4
extern int always_zero = 0;
static int *code_ptr;
5
6
7
8
9
10
11
12
13
14
15
16
17
18
19
void f(void)
{
/*
* No static object declarations in this function ;-)
*/
if (always_zero == 1) /* create some dead code */
{
/*
* Pad out with enough code to create storage for an int.
* A smart optimizer is the last thing we need here.
*/
always_zero++;
always_zero++;
}
20
21
22
23
(*code_ptr)++;
printf("This function has been called %d times.\n", *code_ptr);
}
24
25
26
27
28
29
30
31
32
33
34
35
36
void init(void)
{
/*
* The value 16 is the offset of the dead code from the start of the
* function. Change to suit your local instruction sizes (this works
* for gcc on an Intel x86). We also need to make sure that the
* pointer to int is correctly aligned. A reliable guess is that
* the alignment is a multiple of the object size.
*/
code_ptr=(int *)((((int)(char *)f) + 16) & ~(sizeof(int)-1));
*code_ptr=0;
}
37
38
39
40
41
42
43
int main(void)
{
init();
for (int index=0; index < 10; index++)
f();
}
January 30, 2008
v 1.1
272
References
1. Intel. MCS 51 Microcontroller Family User’s Manual. Intel, Inc,
272383-002 edition, Feb. 1994.
2. ISO. ISO TR 15580:1998 Information technology —Programming
languages —Fortran —Floating-point exception handling. ISO,
1998.
v 1.1
3. E. L. Robertson. Code generation and storage allocation for machines
with span-dependent instructions. ACM Transactions on Programming Languages and Systems, 1(1):71–83, 1979.
4. Texas Instruments.
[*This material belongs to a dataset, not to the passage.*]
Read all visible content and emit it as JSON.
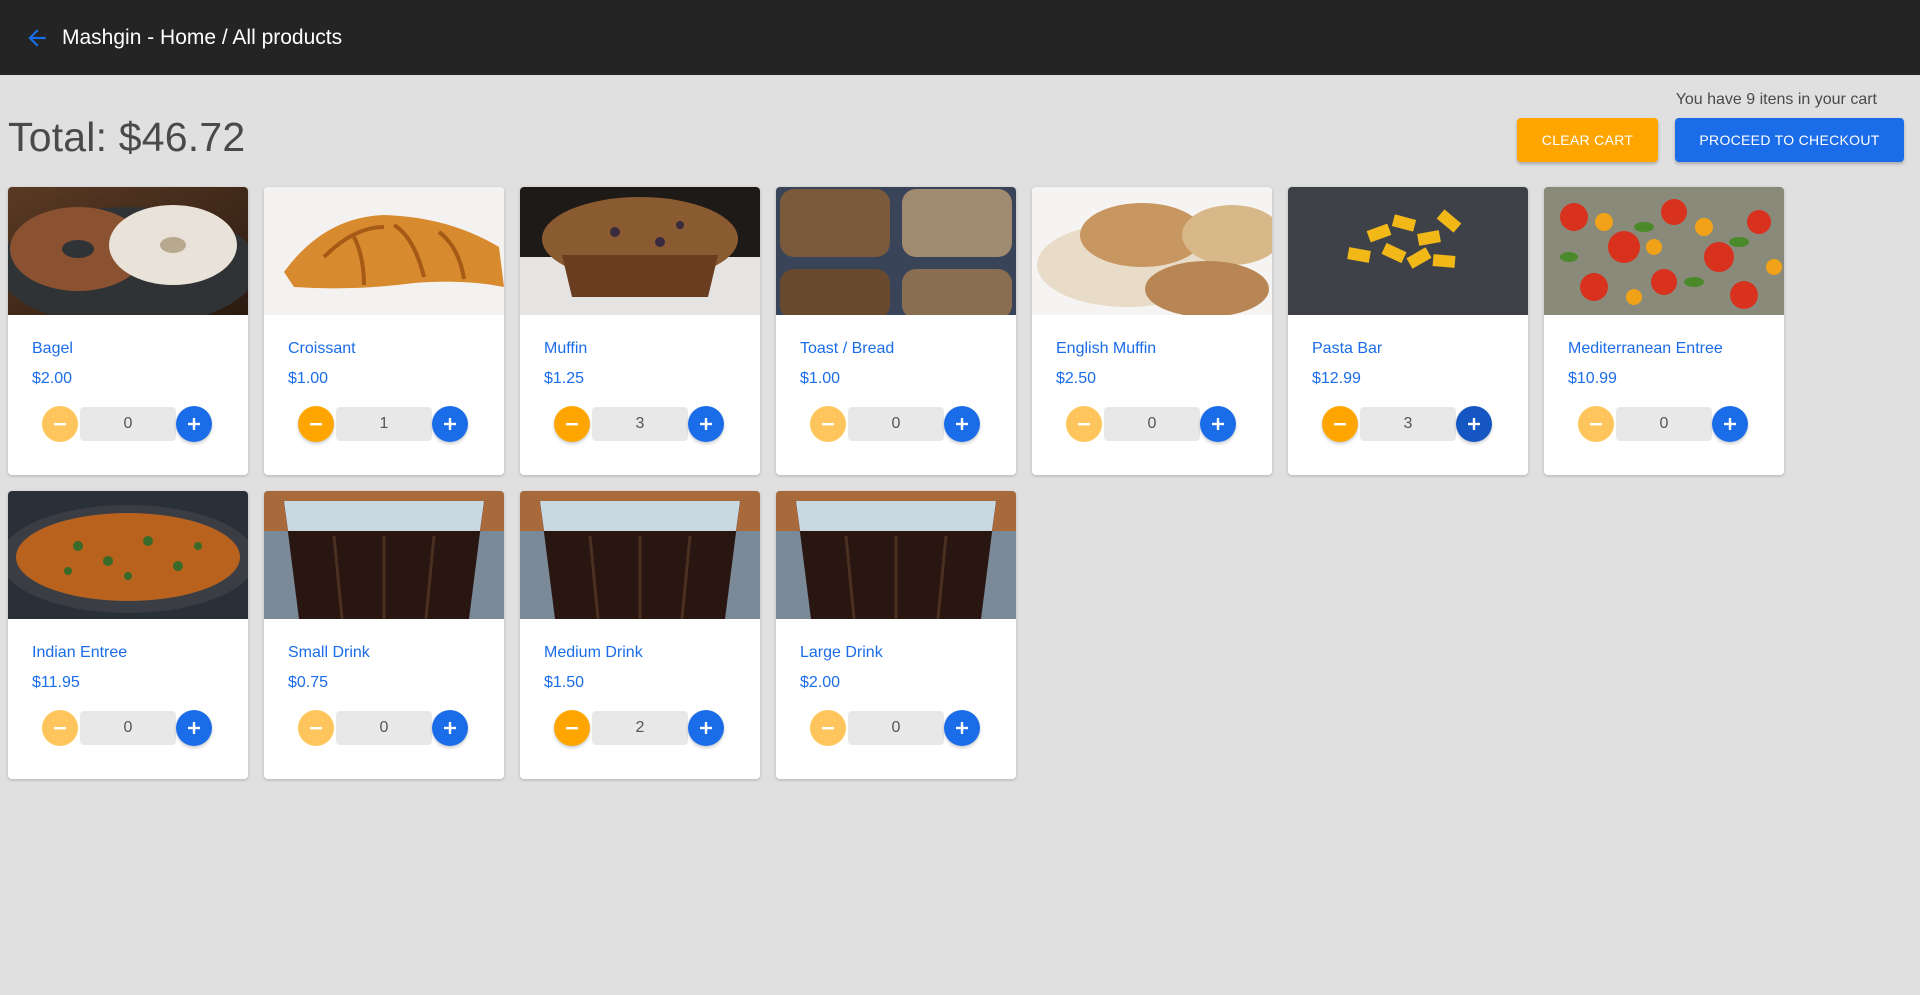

TMS370 and TMS370C8 8-Bit Microcontroller
Family Optimizing C Compiler Users’ Guide. Texas Instruments,
spnu022c edition, Apr. 1996.
January 30, 2008